Which lines below contain "Faladev"? Pull them out.

### SOURCE MATERIAL:
#####

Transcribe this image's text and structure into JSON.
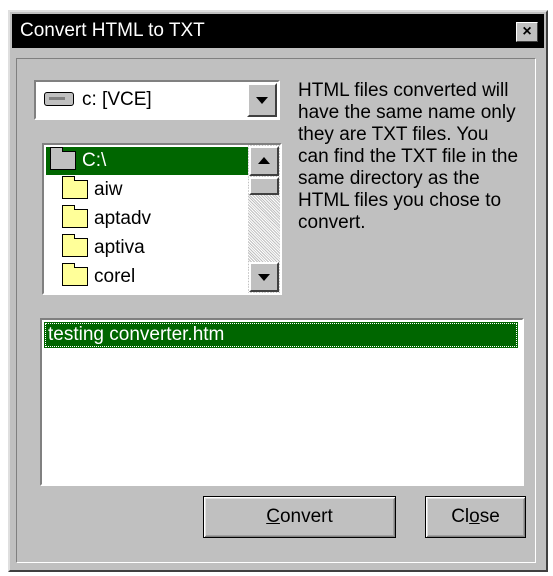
{
  "window": {
    "title": "Convert HTML to TXT",
    "close_glyph": "×"
  },
  "drive_combo": {
    "value": "c: [VCE]"
  },
  "directories": {
    "items": [
      {
        "label": "C:\\",
        "selected": true,
        "open": true
      },
      {
        "label": "aiw",
        "selected": false
      },
      {
        "label": "aptadv",
        "selected": false
      },
      {
        "label": "aptiva",
        "selected": false
      },
      {
        "label": "corel",
        "selected": false
      }
    ]
  },
  "info_text": "HTML files converted will have the same name only they are TXT files.  You can find the TXT file in the same directory as the HTML files you chose to convert.",
  "file_list": {
    "items": [
      "testing converter.htm"
    ]
  },
  "buttons": {
    "convert_mnemonic": "C",
    "convert_rest": "onvert",
    "close_pre": "Cl",
    "close_mnemonic": "o",
    "close_rest": "se"
  },
  "colors": {
    "selection": "#006600",
    "face": "#c0c0c0",
    "titlebar": "#000000"
  }
}
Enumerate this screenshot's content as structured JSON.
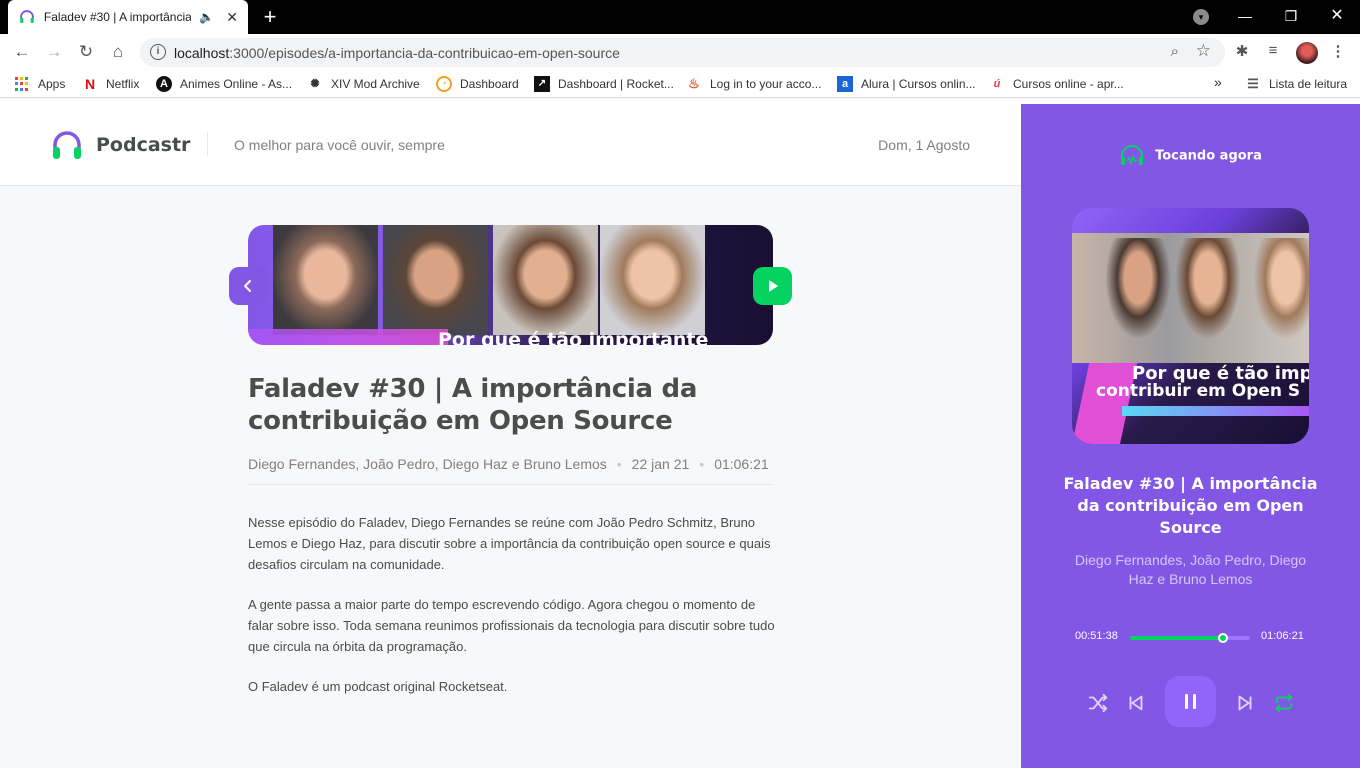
{
  "browser": {
    "tab": {
      "title": "Faladev #30 | A importância",
      "close": "✕"
    },
    "new_tab": "+",
    "url_host": "localhost",
    "url_rest": ":3000/episodes/a-importancia-da-contribuicao-em-open-source",
    "bookmarks": [
      {
        "label": "Apps"
      },
      {
        "label": "Netflix"
      },
      {
        "label": "Animes Online - As..."
      },
      {
        "label": "XIV Mod Archive"
      },
      {
        "label": "Dashboard"
      },
      {
        "label": "Dashboard | Rocket..."
      },
      {
        "label": "Log in to your acco..."
      },
      {
        "label": "Alura | Cursos onlin..."
      },
      {
        "label": "Cursos online - apr..."
      }
    ],
    "reading_list": "Lista de leitura",
    "overflow": "»"
  },
  "header": {
    "brand": "Podcastr",
    "tagline": "O melhor para você ouvir, sempre",
    "date": "Dom, 1 Agosto"
  },
  "episode": {
    "thumbnail_caption": "Por que é tão importante",
    "title": "Faladev #30 | A importância da contribuição em Open Source",
    "members": "Diego Fernandes, João Pedro, Diego Haz e Bruno Lemos",
    "published_at": "22 jan 21",
    "duration": "01:06:21",
    "description": [
      "Nesse episódio do Faladev, Diego Fernandes se reúne com João Pedro Schmitz, Bruno Lemos e Diego Haz, para discutir sobre a importância da contribuição open source e quais desafios circulam na comunidade.",
      "A gente passa a maior parte do tempo escrevendo código. Agora chegou o momento de falar sobre isso. Toda semana reunimos profissionais da tecnologia para discutir sobre tudo que circula na órbita da programação.",
      "O Faladev é um podcast original Rocketseat."
    ]
  },
  "player": {
    "heading": "Tocando agora",
    "cover_line1": "Por que é tão imp",
    "cover_line2": "contribuir em Open S",
    "title": "Faladev #30 | A importância da contribuição em Open Source",
    "members": "Diego Fernandes, João Pedro, Diego Haz e Bruno Lemos",
    "current_time": "00:51:38",
    "total_time": "01:06:21",
    "progress": 0.778,
    "is_playing": true
  },
  "colors": {
    "purple": "#8257e5",
    "purple_light": "#9164fa",
    "green": "#04d361",
    "text": "#494d4b",
    "muted": "#808080"
  },
  "icons": {
    "back": "chevron-left-icon",
    "play": "play-icon",
    "shuffle": "shuffle-icon",
    "previous": "skip-previous-icon",
    "pause": "pause-icon",
    "next": "skip-next-icon",
    "repeat": "repeat-icon"
  }
}
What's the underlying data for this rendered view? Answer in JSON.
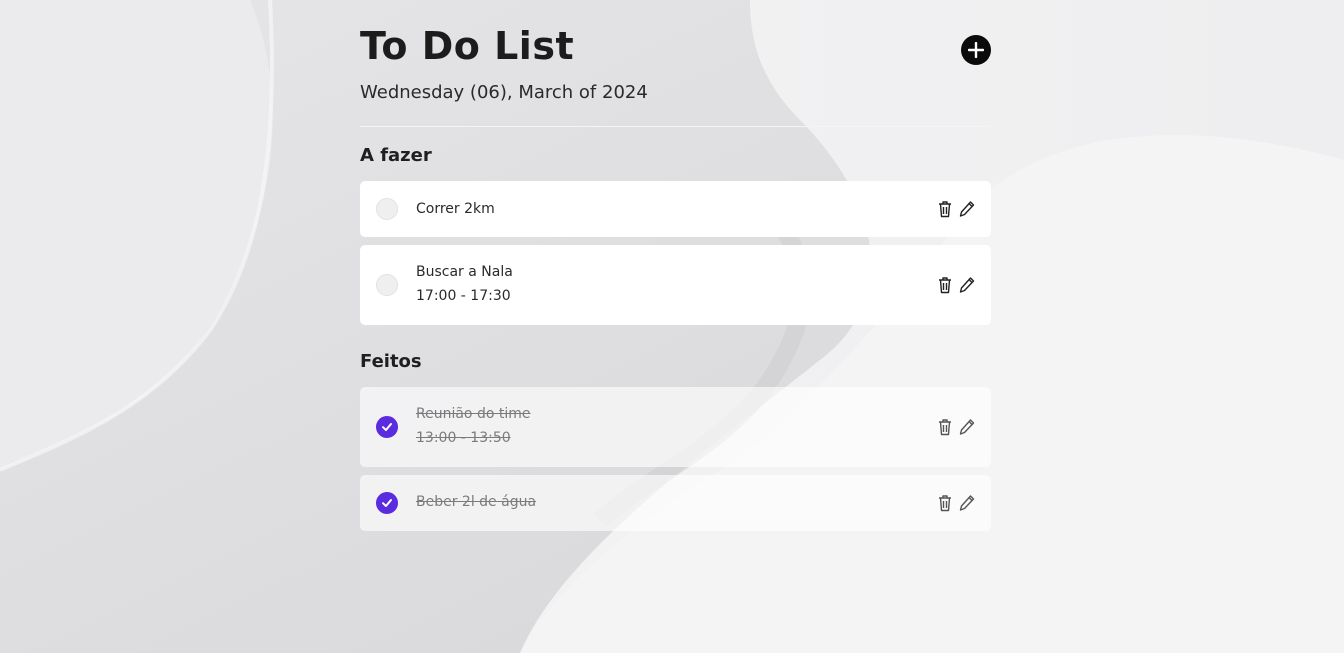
{
  "header": {
    "title": "To Do List",
    "date": "Wednesday (06), March of 2024"
  },
  "sections": {
    "todo": {
      "title": "A fazer",
      "tasks": [
        {
          "name": "Correr 2km",
          "time": ""
        },
        {
          "name": "Buscar a Nala",
          "time": "17:00 - 17:30"
        }
      ]
    },
    "done": {
      "title": "Feitos",
      "tasks": [
        {
          "name": "Reunião do time",
          "time": "13:00 - 13:50"
        },
        {
          "name": "Beber 2l de água",
          "time": ""
        }
      ]
    }
  },
  "icons": {
    "add": "plus-icon",
    "delete": "trash-icon",
    "edit": "pencil-icon",
    "check": "checkmark-icon"
  },
  "colors": {
    "accent": "#5b2be0",
    "add_button": "#0b0b0b",
    "card": "#ffffff"
  }
}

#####

### EXPECTED ANSWER:
      "title": "Faladev #30 | A importância",
    "title": "Faladev #30 | A importância da contribuição em Open Source",
      "Nesse episódio do Faladev, Diego Fernandes se reúne com João Pedro Schmitz, Bruno Lemos e Diego Haz, para discutir sobre a importância da contribuição open source e quais desafios circulam na comunidade.",
      "O Faladev é um podcast original Rocketseat."
    "title": "Faladev #30 | A importância da contribuição em Open Source",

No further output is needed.